Cha Cha penstemons
Summer days evoke the warm sun and the drowsy foraging of contented bees amongst the gentle drifts of summer flowers. Bell-shaped flowers are particularly enticing to bees.
Aflower garden is one of the best ways to help out our vitally important bees. Many annuals and perennials are good food sources but bees are particularly attracted to certain colours and shapes of flower.
Blues, mauves and yellows are top of the bee’s list as are cup or bell shaped blooms. Some flowers produce nectar guides, which are strong patterns to draw the bee in to the ‘prize’ of nectar or pollen, as seen in Penstemons ‘Strawberry
Taffy’ and ‘CHA CHA Pink’. The reward for the plant is pollination serving a vital reproductive function, while bees and other important insects depend on natures pantry to survive and thrive.
Creating diversity of food sources by planting perennials which flower in different seasons is a practical way to help nurture a bee population.
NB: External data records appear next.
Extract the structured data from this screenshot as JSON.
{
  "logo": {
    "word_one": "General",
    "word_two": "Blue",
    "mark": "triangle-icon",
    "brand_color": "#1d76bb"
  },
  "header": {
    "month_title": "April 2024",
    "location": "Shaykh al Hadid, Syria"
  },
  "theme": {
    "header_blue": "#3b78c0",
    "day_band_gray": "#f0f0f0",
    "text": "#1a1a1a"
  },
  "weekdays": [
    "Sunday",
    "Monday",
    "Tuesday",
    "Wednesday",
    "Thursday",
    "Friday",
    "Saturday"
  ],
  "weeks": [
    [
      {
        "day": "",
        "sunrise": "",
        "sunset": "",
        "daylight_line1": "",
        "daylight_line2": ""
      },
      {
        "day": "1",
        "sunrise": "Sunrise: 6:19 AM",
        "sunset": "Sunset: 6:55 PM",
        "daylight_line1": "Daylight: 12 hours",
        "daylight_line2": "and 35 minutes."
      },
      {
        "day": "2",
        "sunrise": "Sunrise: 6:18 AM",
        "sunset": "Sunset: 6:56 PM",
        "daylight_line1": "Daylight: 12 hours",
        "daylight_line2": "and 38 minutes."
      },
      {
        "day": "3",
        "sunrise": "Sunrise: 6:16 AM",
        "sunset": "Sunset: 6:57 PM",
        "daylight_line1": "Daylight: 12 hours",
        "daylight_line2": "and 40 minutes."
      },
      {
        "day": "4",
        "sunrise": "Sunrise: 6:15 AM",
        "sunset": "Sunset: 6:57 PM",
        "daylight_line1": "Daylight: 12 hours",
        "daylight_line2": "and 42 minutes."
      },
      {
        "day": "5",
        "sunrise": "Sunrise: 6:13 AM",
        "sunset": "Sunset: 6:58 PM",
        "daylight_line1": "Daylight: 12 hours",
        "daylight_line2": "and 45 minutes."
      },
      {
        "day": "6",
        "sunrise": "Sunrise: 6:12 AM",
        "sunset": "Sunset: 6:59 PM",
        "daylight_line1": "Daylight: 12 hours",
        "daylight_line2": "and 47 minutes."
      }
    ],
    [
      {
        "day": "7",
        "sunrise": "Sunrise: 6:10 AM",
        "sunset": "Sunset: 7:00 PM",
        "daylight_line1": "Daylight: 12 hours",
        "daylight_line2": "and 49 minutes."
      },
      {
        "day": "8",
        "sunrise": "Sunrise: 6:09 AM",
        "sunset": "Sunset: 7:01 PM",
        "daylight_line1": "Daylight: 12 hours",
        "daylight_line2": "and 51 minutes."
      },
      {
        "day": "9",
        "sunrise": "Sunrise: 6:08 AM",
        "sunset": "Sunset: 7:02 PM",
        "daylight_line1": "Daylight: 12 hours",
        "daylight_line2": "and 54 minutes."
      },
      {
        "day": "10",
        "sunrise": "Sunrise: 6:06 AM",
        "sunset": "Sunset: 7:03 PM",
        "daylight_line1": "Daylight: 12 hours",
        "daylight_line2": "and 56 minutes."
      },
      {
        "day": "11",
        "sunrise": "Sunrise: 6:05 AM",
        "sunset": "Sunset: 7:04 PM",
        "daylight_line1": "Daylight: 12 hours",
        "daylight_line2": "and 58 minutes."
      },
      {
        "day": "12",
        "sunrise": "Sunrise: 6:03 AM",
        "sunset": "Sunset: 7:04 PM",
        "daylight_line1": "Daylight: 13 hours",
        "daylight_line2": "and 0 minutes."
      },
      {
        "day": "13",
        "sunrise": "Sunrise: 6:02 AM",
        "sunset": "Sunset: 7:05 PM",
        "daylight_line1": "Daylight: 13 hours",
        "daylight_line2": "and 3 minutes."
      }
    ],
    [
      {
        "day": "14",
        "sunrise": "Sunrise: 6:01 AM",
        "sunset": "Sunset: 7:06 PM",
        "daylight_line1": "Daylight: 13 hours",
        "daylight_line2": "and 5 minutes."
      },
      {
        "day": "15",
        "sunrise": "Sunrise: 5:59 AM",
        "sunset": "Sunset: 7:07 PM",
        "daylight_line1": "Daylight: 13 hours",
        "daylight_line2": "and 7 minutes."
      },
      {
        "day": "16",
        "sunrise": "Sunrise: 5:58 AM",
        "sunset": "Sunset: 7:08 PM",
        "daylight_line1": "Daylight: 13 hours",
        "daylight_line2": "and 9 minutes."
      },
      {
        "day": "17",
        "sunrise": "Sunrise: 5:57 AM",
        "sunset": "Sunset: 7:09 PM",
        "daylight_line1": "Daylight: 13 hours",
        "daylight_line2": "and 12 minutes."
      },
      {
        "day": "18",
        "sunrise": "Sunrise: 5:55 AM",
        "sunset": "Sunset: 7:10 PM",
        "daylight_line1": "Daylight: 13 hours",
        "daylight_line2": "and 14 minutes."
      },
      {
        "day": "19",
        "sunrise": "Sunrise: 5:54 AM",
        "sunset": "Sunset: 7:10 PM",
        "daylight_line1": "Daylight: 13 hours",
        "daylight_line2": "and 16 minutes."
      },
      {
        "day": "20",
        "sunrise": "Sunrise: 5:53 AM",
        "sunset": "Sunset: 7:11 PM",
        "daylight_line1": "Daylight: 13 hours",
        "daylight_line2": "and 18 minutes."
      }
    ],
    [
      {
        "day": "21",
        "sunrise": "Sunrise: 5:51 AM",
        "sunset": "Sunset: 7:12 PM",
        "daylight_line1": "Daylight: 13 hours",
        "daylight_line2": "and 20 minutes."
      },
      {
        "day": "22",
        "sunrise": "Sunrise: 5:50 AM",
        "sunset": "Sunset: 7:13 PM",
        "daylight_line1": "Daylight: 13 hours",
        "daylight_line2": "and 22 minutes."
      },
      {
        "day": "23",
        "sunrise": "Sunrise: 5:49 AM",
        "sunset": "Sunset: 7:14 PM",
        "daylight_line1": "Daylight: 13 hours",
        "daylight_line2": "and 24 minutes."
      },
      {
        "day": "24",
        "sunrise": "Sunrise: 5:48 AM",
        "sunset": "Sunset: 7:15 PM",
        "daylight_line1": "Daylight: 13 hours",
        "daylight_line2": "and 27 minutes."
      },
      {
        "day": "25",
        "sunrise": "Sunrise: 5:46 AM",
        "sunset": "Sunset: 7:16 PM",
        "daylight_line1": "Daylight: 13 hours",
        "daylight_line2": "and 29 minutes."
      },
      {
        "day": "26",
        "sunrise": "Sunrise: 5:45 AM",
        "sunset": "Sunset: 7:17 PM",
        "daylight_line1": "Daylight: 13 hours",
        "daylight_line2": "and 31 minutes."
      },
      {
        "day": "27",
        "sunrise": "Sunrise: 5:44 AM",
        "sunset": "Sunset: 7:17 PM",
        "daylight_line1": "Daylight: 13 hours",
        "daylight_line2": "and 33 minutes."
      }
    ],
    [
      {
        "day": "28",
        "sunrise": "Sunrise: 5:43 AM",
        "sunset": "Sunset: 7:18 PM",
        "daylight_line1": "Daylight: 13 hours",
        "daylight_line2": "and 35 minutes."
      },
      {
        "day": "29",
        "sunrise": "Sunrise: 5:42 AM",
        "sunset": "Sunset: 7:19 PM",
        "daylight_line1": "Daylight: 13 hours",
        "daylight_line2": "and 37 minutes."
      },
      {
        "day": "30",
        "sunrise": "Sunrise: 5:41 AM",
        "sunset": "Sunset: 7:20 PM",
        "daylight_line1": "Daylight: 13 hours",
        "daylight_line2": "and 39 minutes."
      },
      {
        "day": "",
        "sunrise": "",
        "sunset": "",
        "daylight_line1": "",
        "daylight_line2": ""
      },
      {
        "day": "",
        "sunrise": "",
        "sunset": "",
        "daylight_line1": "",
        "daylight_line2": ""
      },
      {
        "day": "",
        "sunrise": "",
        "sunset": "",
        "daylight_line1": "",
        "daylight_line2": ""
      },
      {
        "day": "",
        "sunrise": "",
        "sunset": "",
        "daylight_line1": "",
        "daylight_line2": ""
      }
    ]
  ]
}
Spring is rich with options including Campanula, Scabiosa, Lavender and Alstroemeria. Summer Nepeta and Sedums will be alive with bees foraging, while the Autumn offers fruit tree blossom but also
Rudbeckia and Echinacea are valued for bees.
Winter can be difficult and while there are fewer bees around it’s good to ensure a supply of pollen when the wildlife wakes up, ideal are wallflowers and hellebores.
Penstemons deserve a special mention as the newer varieties will flower from spring right through summer and into late autumn, packing a lot of flower power if your garden space is limited. The new and compact ’CHA CHA’ series are a great compact option with masses of blue or pink bell flowers with those distinctive nectar guides to help direct the bee traffic. Gardeners too get to enjoy the lovely spectacle of a summer garden in full and glorious flower.
Pictured anti clockwise from
top left: Penstemon CHA CHA Purple, Penstemon CHA CHA pink, Bumble Bee feeding, Penstemon ‘Strawberry Taffy’ showing distinctive Nectar Guide patternation.